# [Task to complete]
Down to the last line, repeat the data below exactly.

=== Begin Enclosure ===

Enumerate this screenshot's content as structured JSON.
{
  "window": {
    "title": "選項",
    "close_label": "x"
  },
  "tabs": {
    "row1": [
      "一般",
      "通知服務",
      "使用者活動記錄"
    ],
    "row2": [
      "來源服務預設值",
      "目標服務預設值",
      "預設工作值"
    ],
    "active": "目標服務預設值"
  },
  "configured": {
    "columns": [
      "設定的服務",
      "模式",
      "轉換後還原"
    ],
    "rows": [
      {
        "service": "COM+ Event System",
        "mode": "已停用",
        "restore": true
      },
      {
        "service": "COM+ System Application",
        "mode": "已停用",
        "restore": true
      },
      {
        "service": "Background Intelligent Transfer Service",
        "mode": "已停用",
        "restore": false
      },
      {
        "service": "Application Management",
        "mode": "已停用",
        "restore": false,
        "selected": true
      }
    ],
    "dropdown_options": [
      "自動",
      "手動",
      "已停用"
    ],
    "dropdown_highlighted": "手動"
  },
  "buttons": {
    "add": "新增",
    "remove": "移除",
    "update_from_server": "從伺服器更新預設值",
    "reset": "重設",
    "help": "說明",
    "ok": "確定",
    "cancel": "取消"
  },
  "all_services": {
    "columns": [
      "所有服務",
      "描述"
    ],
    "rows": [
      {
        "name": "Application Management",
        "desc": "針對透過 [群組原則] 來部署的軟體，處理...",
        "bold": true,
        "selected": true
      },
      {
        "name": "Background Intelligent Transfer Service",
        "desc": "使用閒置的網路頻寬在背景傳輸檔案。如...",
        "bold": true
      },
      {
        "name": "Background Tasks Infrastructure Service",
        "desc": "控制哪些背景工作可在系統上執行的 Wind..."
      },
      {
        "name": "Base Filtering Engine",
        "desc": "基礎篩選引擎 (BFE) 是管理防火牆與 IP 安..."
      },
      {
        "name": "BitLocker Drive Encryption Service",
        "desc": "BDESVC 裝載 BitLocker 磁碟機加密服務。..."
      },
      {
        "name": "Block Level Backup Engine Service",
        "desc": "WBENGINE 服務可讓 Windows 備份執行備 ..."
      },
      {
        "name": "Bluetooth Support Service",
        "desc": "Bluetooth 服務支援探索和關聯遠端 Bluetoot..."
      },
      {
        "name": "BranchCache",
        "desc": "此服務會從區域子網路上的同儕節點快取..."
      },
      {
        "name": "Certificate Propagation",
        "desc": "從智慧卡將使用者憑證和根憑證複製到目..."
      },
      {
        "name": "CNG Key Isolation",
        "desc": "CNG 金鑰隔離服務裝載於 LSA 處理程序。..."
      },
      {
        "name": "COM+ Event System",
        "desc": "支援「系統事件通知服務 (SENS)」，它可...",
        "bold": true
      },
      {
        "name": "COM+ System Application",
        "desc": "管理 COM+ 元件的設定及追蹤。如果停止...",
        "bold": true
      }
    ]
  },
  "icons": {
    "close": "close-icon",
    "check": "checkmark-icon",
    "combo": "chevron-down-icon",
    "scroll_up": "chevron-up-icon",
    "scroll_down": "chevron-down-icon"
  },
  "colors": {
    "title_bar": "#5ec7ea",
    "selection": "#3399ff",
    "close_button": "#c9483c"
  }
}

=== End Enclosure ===

# [Solution to this exercise]
Enumerate this screenshot's content as structured JSON.
{
  "window": {
    "title": "選項",
    "close_label": "x"
  },
  "tabs": {
    "row1": [
      "一般",
      "通知服務",
      "使用者活動記錄"
    ],
    "row2": [
      "來源服務預設值",
      "目標服務預設值",
      "預設工作值"
    ],
    "active": "目標服務預設值"
  },
  "configured": {
    "columns": [
      "設定的服務",
      "模式",
      "轉換後還原"
    ],
    "rows": [
      {
        "service": "COM+ Event System",
        "mode": "已停用",
        "restore": true
      },
      {
        "service": "COM+ System Application",
        "mode": "已停用",
        "restore": true
      },
      {
        "service": "Background Intelligent Transfer Service",
        "mode": "已停用",
        "restore": false
      },
      {
        "service": "Application Management",
        "mode": "已停用",
        "restore": false,
        "selected": true
      }
    ],
    "dropdown_options": [
      "自動",
      "手動",
      "已停用"
    ],
    "dropdown_highlighted": "手動"
  },
  "buttons": {
    "add": "新增",
    "remove": "移除",
    "update_from_server": "從伺服器更新預設值",
    "reset": "重設",
    "help": "說明",
    "ok": "確定",
    "cancel": "取消"
  },
  "all_services": {
    "columns": [
      "所有服務",
      "描述"
    ],
    "rows": [
      {
        "name": "Application Management",
        "desc": "針對透過 [群組原則] 來部署的軟體，處理...",
        "bold": true,
        "selected": true
      },
      {
        "name": "Background Intelligent Transfer Service",
        "desc": "使用閒置的網路頻寬在背景傳輸檔案。如...",
        "bold": true
      },
      {
        "name": "Background Tasks Infrastructure Service",
        "desc": "控制哪些背景工作可在系統上執行的 Wind..."
      },
      {
        "name": "Base Filtering Engine",
        "desc": "基礎篩選引擎 (BFE) 是管理防火牆與 IP 安..."
      },
      {
        "name": "BitLocker Drive Encryption Service",
        "desc": "BDESVC 裝載 BitLocker 磁碟機加密服務。..."
      },
      {
        "name": "Block Level Backup Engine Service",
        "desc": "WBENGINE 服務可讓 Windows 備份執行備 ..."
      },
      {
        "name": "Bluetooth Support Service",
        "desc": "Bluetooth 服務支援探索和關聯遠端 Bluetoot..."
      },
      {
        "name": "BranchCache",
        "desc": "此服務會從區域子網路上的同儕節點快取..."
      },
      {
        "name": "Certificate Propagation",
        "desc": "從智慧卡將使用者憑證和根憑證複製到目..."
      },
      {
        "name": "CNG Key Isolation",
        "desc": "CNG 金鑰隔離服務裝載於 LSA 處理程序。..."
      },
      {
        "name": "COM+ Event System",
        "desc": "支援「系統事件通知服務 (SENS)」，它可...",
        "bold": true
      },
      {
        "name": "COM+ System Application",
        "desc": "管理 COM+ 元件的設定及追蹤。如果停止...",
        "bold": true
      }
    ]
  },
  "icons": {
    "close": "close-icon",
    "check": "checkmark-icon",
    "combo": "chevron-down-icon",
    "scroll_up": "chevron-up-icon",
    "scroll_down": "chevron-down-icon"
  },
  "colors": {
    "title_bar": "#5ec7ea",
    "selection": "#3399ff",
    "close_button": "#c9483c"
  }
}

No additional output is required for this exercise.